**EXERCISE:** Could you return every line of the records below that contains the word "tasks"?

┌────────

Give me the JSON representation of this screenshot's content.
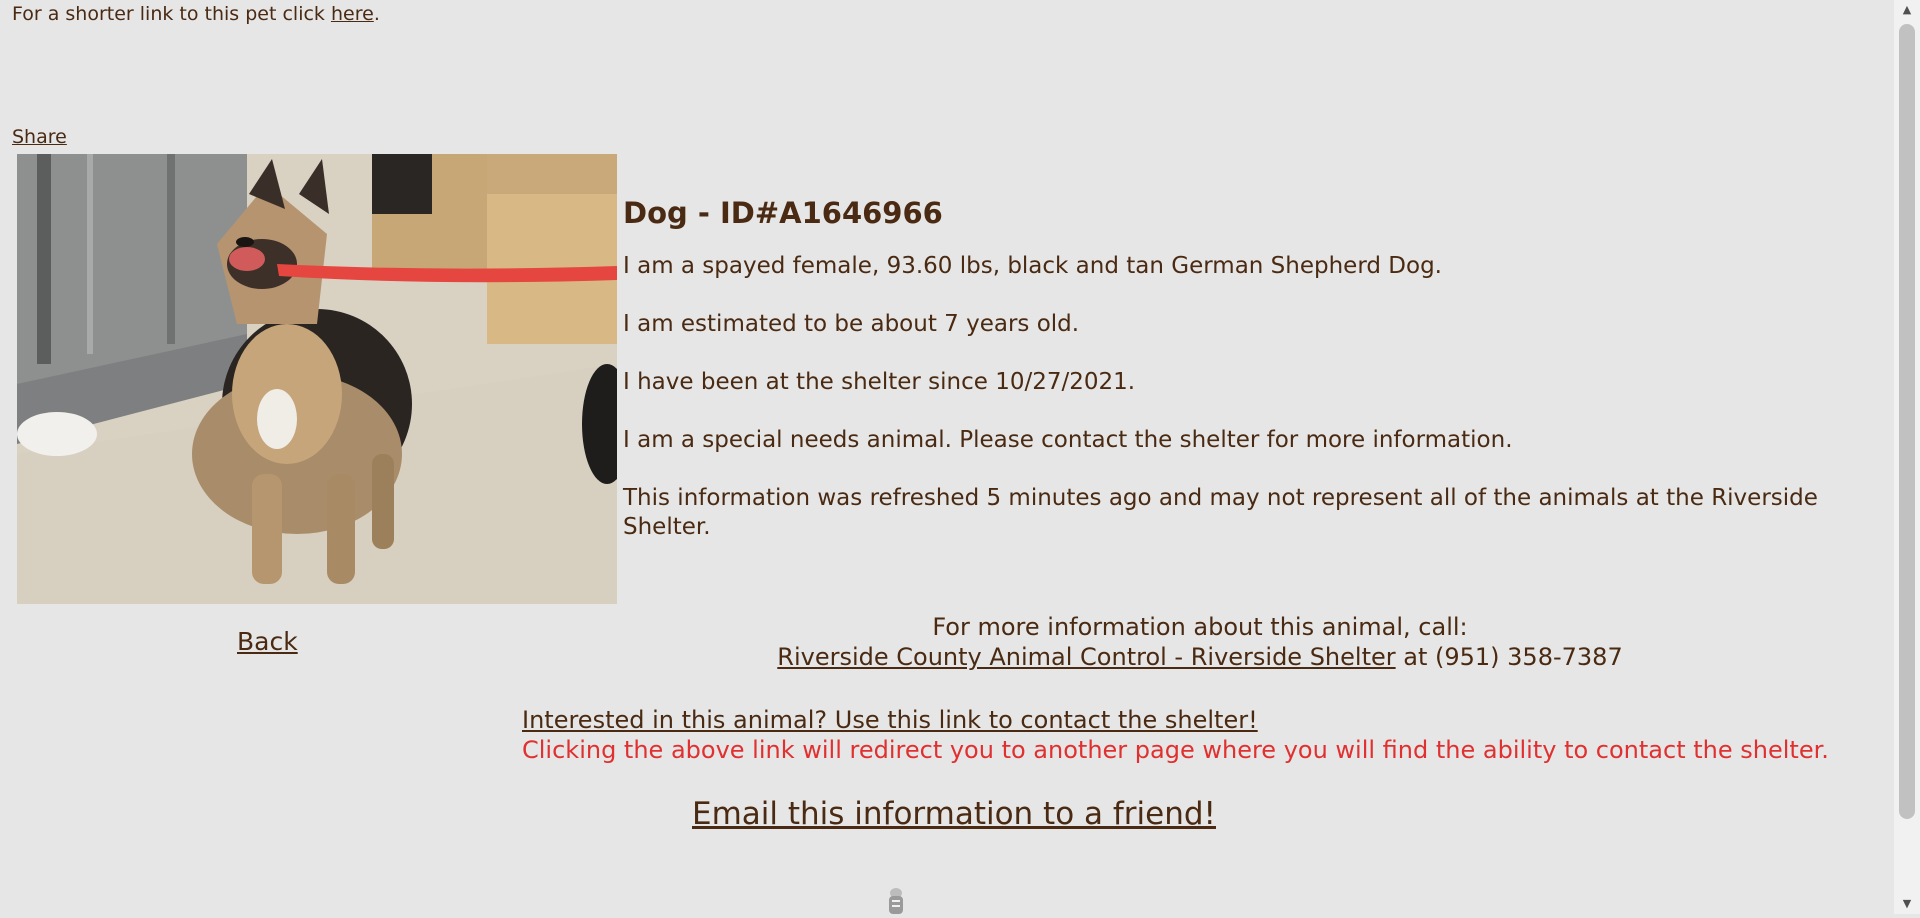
{
  "top": {
    "prefix": "For a shorter link to this pet click ",
    "link": "here",
    "suffix": "."
  },
  "share_label": "Share",
  "pet": {
    "title": "Dog - ID#A1646966",
    "description": "I am a spayed female, 93.60 lbs, black and tan German Shepherd Dog.",
    "age": "I am estimated to be about 7 years old.",
    "since": "I have been at the shelter since 10/27/2021.",
    "special": "I am a special needs animal. Please contact the shelter for more information.",
    "refresh": "This information was refreshed 5 minutes ago and may not represent all of the animals at the Riverside Shelter."
  },
  "back_label": "Back",
  "contact": {
    "line1": "For more information about this animal, call:",
    "shelter_link": "Riverside County Animal Control - Riverside Shelter",
    "phone_text": " at (951) 358-7387"
  },
  "interest": {
    "link": "Interested in this animal? Use this link to contact the shelter!",
    "note": "Clicking the above link will redirect you to another page where you will find the ability to contact the shelter."
  },
  "email_label": "Email this information to a friend!",
  "colors": {
    "background": "#e6e6e6",
    "text": "#4a2a12",
    "warning": "#e03030"
  },
  "icons": {
    "photo": "dog-photo",
    "loading": "loading-spinner-icon",
    "scroll_up": "scroll-up-arrow-icon",
    "scroll_down": "scroll-down-arrow-icon"
  }
}
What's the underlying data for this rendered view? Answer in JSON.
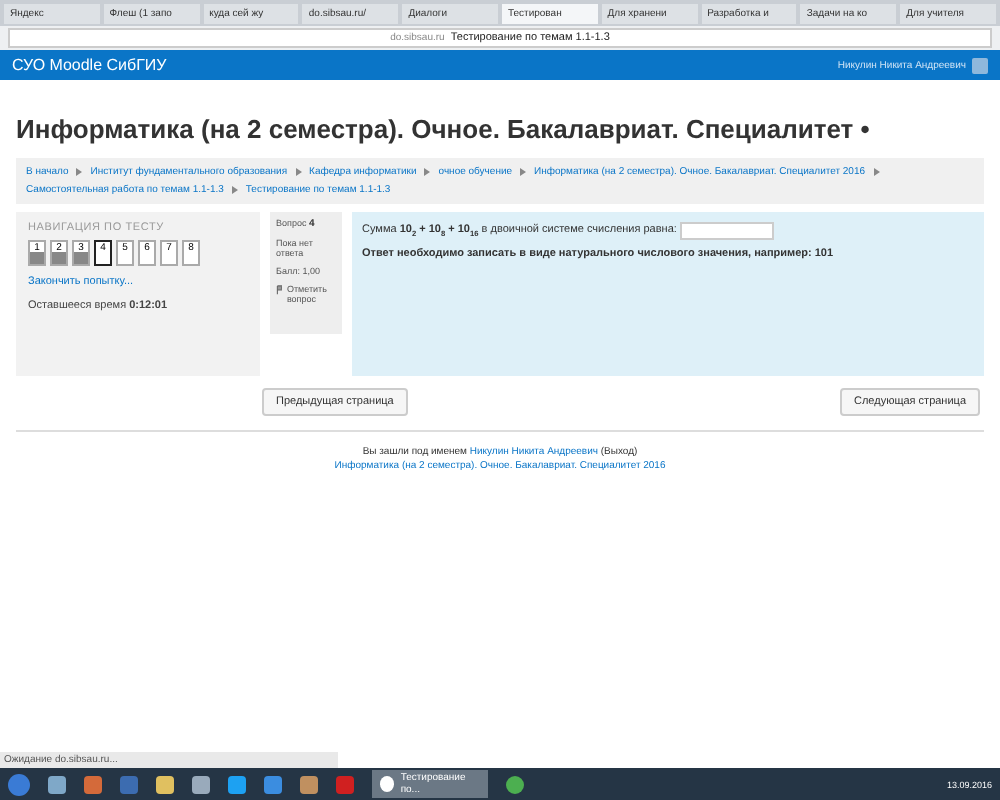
{
  "browser": {
    "tabs": [
      {
        "label": "Яндекс",
        "selected": false
      },
      {
        "label": "Флеш (1 запо",
        "selected": false
      },
      {
        "label": "куда сей жу",
        "selected": false
      },
      {
        "label": "do.sibsau.ru/",
        "selected": false
      },
      {
        "label": "Диалоги",
        "selected": false
      },
      {
        "label": "Тестирован",
        "selected": true
      },
      {
        "label": "Для хранени",
        "selected": false
      },
      {
        "label": "Разработка и",
        "selected": false
      },
      {
        "label": "Задачи на ко",
        "selected": false
      },
      {
        "label": "Для учителя",
        "selected": false
      }
    ],
    "address": {
      "domain": "do.sibsau.ru",
      "title": "Тестирование по темам 1.1-1.3"
    }
  },
  "header": {
    "brand": "СУО Moodle СибГИУ",
    "user": "Никулин Никита Андреевич"
  },
  "page_title": "Информатика (на 2 семестра). Очное. Бакалавриат. Специалитет •",
  "breadcrumb": [
    "В начало",
    "Институт фундаментального образования",
    "Кафедра информатики",
    "очное обучение",
    "Информатика (на 2 семестра). Очное. Бакалавриат. Специалитет 2016",
    "Самостоятельная работа по темам 1.1-1.3",
    "Тестирование по темам 1.1-1.3"
  ],
  "quiz_nav": {
    "title": "НАВИГАЦИЯ ПО ТЕСТУ",
    "buttons": [
      {
        "label": "1",
        "answered": true,
        "selected": false
      },
      {
        "label": "2",
        "answered": true,
        "selected": false
      },
      {
        "label": "3",
        "answered": true,
        "selected": false
      },
      {
        "label": "4",
        "answered": false,
        "selected": true
      },
      {
        "label": "5",
        "answered": false,
        "selected": false
      },
      {
        "label": "6",
        "answered": false,
        "selected": false
      },
      {
        "label": "7",
        "answered": false,
        "selected": false
      },
      {
        "label": "8",
        "answered": false,
        "selected": false
      }
    ],
    "finish_link": "Закончить попытку...",
    "time_label": "Оставшееся время",
    "time": "0:12:01"
  },
  "question_info": {
    "label": "Вопрос",
    "number": "4",
    "status": "Пока нет ответа",
    "grade": "Балл: 1,00",
    "flag": "Отметить вопрос"
  },
  "question": {
    "text": "Сумма **10$_{2}$ + 10$_{8}$ + 10$_{16}$** в двоичной системе счисления равна:",
    "hint": "Ответ необходимо записать в виде натурального числового значения, например: 101"
  },
  "buttons": {
    "previous": "Предыдущая страница",
    "next": "Следующая страница"
  },
  "footer": {
    "logged_in": "Вы зашли под именем",
    "user": "Никулин Никита Андреевич",
    "logout": "(Выход)",
    "course": "Информатика (на 2 семестра). Очное. Бакалавриат. Специалитет 2016"
  },
  "status_bar": "Ожидание do.sibsau.ru...",
  "taskbar": {
    "active_window": "Тестирование по...",
    "date": "13.09.2016"
  }
}
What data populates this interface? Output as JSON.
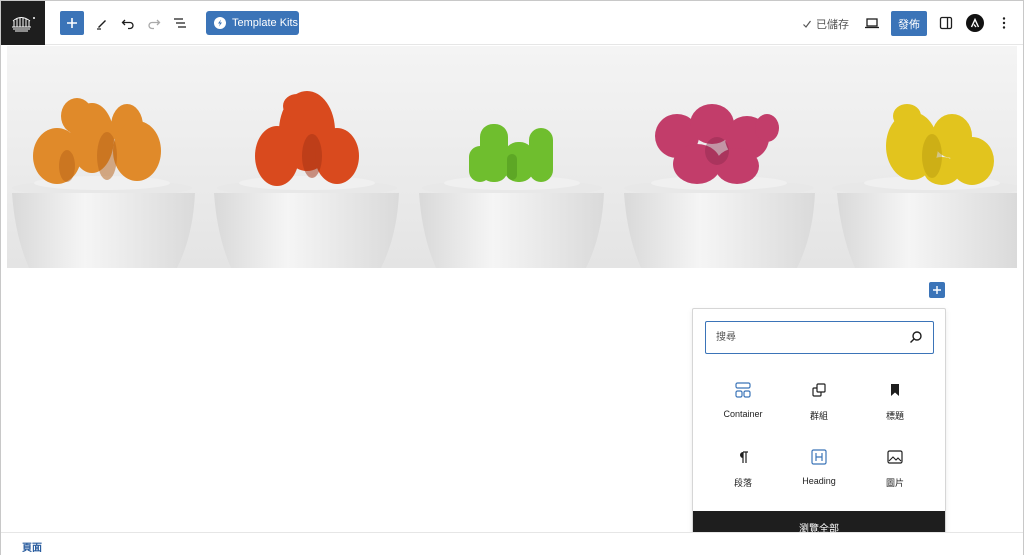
{
  "toolbar": {
    "template_kits_label": "Template Kits",
    "saved_label": "已儲存",
    "publish_label": "發佈"
  },
  "inserter": {
    "search_placeholder": "搜尋",
    "blocks": [
      {
        "label": "Container",
        "icon": "container-icon"
      },
      {
        "label": "群組",
        "icon": "group-icon"
      },
      {
        "label": "標題",
        "icon": "bookmark-icon"
      },
      {
        "label": "段落",
        "icon": "paragraph-icon"
      },
      {
        "label": "Heading",
        "icon": "heading-icon"
      },
      {
        "label": "圖片",
        "icon": "image-icon"
      }
    ],
    "browse_all_label": "瀏覽全部"
  },
  "footer": {
    "breadcrumb_label": "頁面"
  },
  "colors": {
    "accent": "#3b74b8",
    "dark": "#1e1e1e",
    "cactus_orange": "#e08a2a",
    "cactus_red": "#d94a1e",
    "cactus_green": "#6fbe2e",
    "cactus_pink": "#c23d6a",
    "cactus_yellow": "#e2c41e"
  }
}
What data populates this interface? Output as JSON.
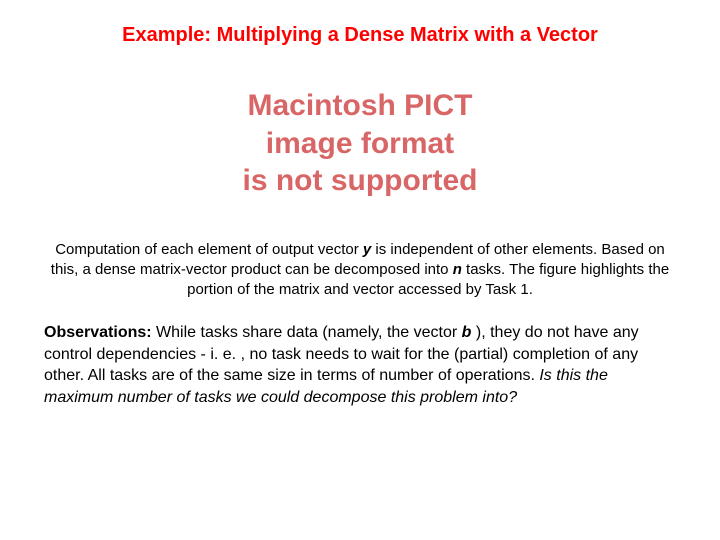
{
  "title": "Example: Multiplying a Dense Matrix with a Vector",
  "placeholder": {
    "line1": "Macintosh PICT",
    "line2": "image format",
    "line3": "is not supported"
  },
  "caption": {
    "t1": "Computation of each element of output vector ",
    "y": "y",
    "t2": " is independent of other elements. Based on this, a dense matrix-vector product can be decomposed into ",
    "n": "n",
    "t3": " tasks. The figure highlights the portion of the matrix and vector accessed by Task 1."
  },
  "body": {
    "lead": "Observations:",
    "t1": " While tasks share data (namely, the vector ",
    "b": "b",
    "t2": " ), they do not have any control dependencies - i. e. , no task needs to wait for the (partial) completion of any other. All tasks are of the same size in terms of number of operations. ",
    "question": "Is this the maximum number of tasks we could decompose this problem into?"
  }
}
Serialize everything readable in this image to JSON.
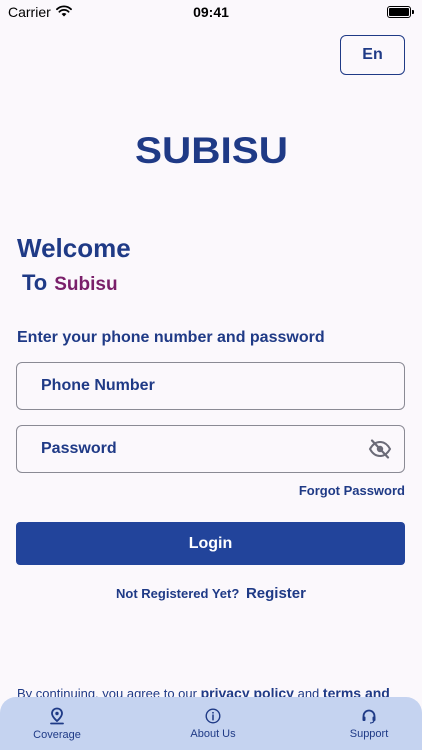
{
  "status_bar": {
    "carrier": "Carrier",
    "time": "09:41"
  },
  "header": {
    "language_label": "En"
  },
  "brand": {
    "logo_text": "SUBISU",
    "primary_color": "#1f3a86",
    "accent_color": "#7a1f6a"
  },
  "welcome": {
    "title": "Welcome",
    "to": "To",
    "brand_name": "Subisu"
  },
  "form": {
    "instruction": "Enter your phone number and password",
    "phone_placeholder": "Phone Number",
    "password_placeholder": "Password",
    "password_toggle_icon": "eye-off-icon",
    "forgot_password": "Forgot Password",
    "login_label": "Login",
    "not_registered": "Not Registered Yet?",
    "register_link": "Register"
  },
  "terms": {
    "prefix": "By continuing, you agree to our",
    "privacy_link": "privacy policy",
    "and": "and",
    "terms_link": "terms and"
  },
  "bottom_nav": {
    "items": [
      {
        "label": "Coverage",
        "icon": "location-pin-icon"
      },
      {
        "label": "About Us",
        "icon": "info-icon"
      },
      {
        "label": "Support",
        "icon": "headset-icon"
      }
    ]
  }
}
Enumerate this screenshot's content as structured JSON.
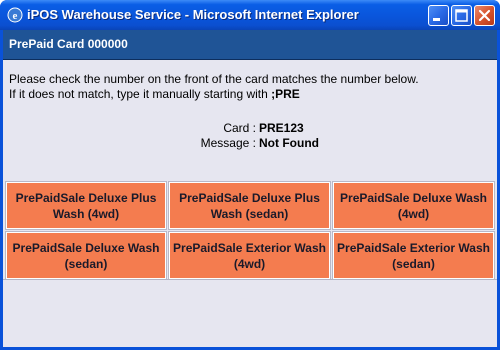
{
  "window": {
    "title": "iPOS Warehouse Service - Microsoft Internet Explorer",
    "controls": {
      "minimize_icon": "minimize-icon",
      "maximize_icon": "maximize-icon",
      "close_icon": "close-icon"
    }
  },
  "header": {
    "title": "PrePaid Card 000000"
  },
  "instructions": {
    "line1": "Please check the number on the front of the card matches the number below.",
    "line2_prefix": "If it does not match, type it manually starting with ",
    "line2_code": ";PRE"
  },
  "card": {
    "card_label": "Card :",
    "card_value": "PRE123",
    "message_label": "Message :",
    "message_value": "Not Found"
  },
  "products": [
    {
      "label": "PrePaidSale Deluxe Plus Wash (4wd)"
    },
    {
      "label": "PrePaidSale Deluxe Plus Wash (sedan)"
    },
    {
      "label": "PrePaidSale Deluxe Wash (4wd)"
    },
    {
      "label": "PrePaidSale Deluxe Wash (sedan)"
    },
    {
      "label": "PrePaidSale Exterior Wash (4wd)"
    },
    {
      "label": "PrePaidSale Exterior Wash (sedan)"
    }
  ],
  "colors": {
    "titlebar": "#0a55db",
    "header_bar": "#1f5496",
    "client_bg": "#e6e6f0",
    "tile_bg": "#f47c4f"
  }
}
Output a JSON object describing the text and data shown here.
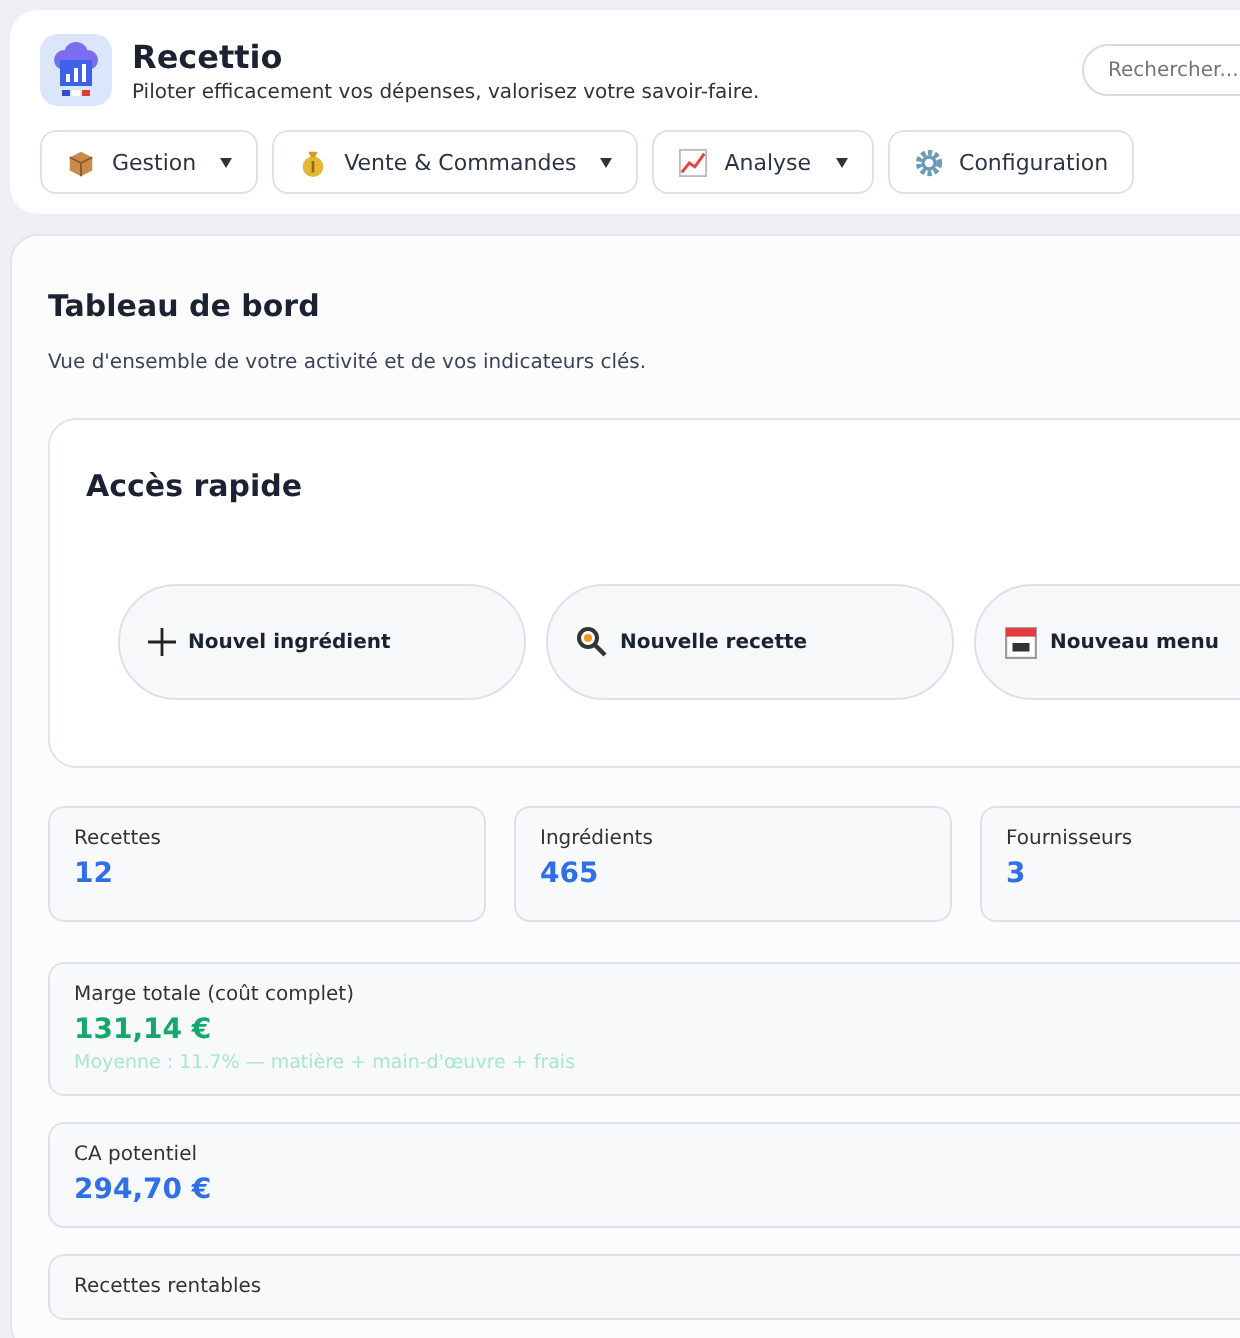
{
  "app": {
    "title": "Recettio",
    "tagline": "Piloter efficacement vos dépenses, valorisez votre savoir-faire."
  },
  "search": {
    "placeholder": "Rechercher..."
  },
  "nav": [
    {
      "kind": "box",
      "label": "Gestion",
      "dropdown": true
    },
    {
      "kind": "money",
      "label": "Vente & Commandes",
      "dropdown": true
    },
    {
      "kind": "chart",
      "label": "Analyse",
      "dropdown": true
    },
    {
      "kind": "gear",
      "label": "Configuration",
      "dropdown": false
    }
  ],
  "dashboard": {
    "title": "Tableau de bord",
    "subtitle": "Vue d'ensemble de votre activité et de vos indicateurs clés."
  },
  "quick_access": {
    "title": "Accès rapide",
    "actions": [
      {
        "kind": "plus",
        "label": "Nouvel ingrédient"
      },
      {
        "kind": "search",
        "label": "Nouvelle recette"
      },
      {
        "kind": "calendar",
        "label": "Nouveau menu"
      }
    ]
  },
  "stats": [
    {
      "label": "Recettes",
      "value": "12",
      "color": "#2f6fe8"
    },
    {
      "label": "Ingrédients",
      "value": "465",
      "color": "#2f6fe8"
    },
    {
      "label": "Fournisseurs",
      "value": "3",
      "color": "#2f6fe8"
    }
  ],
  "metrics": [
    {
      "label": "Marge totale (coût complet)",
      "value": "131,14 €",
      "color": "#14a86b",
      "note": "Moyenne : 11.7% — matière + main-d'œuvre + frais"
    },
    {
      "label": "CA potentiel",
      "value": "294,70 €",
      "color": "#2f6fe8"
    },
    {
      "label": "Recettes rentables"
    }
  ]
}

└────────

**SOLUTION:**
    "t3": " tasks. The figure highlights the portion of the matrix and vector accessed by Task 1."
    "t1": " While tasks share data (namely, the vector ",
    "t2": " ), they do not have any control dependencies - i. e. , no task needs to wait for the (partial) completion of any other. All tasks are of the same size in terms of number of operations. ",
    "question": "Is this the maximum number of tasks we could decompose this problem into?"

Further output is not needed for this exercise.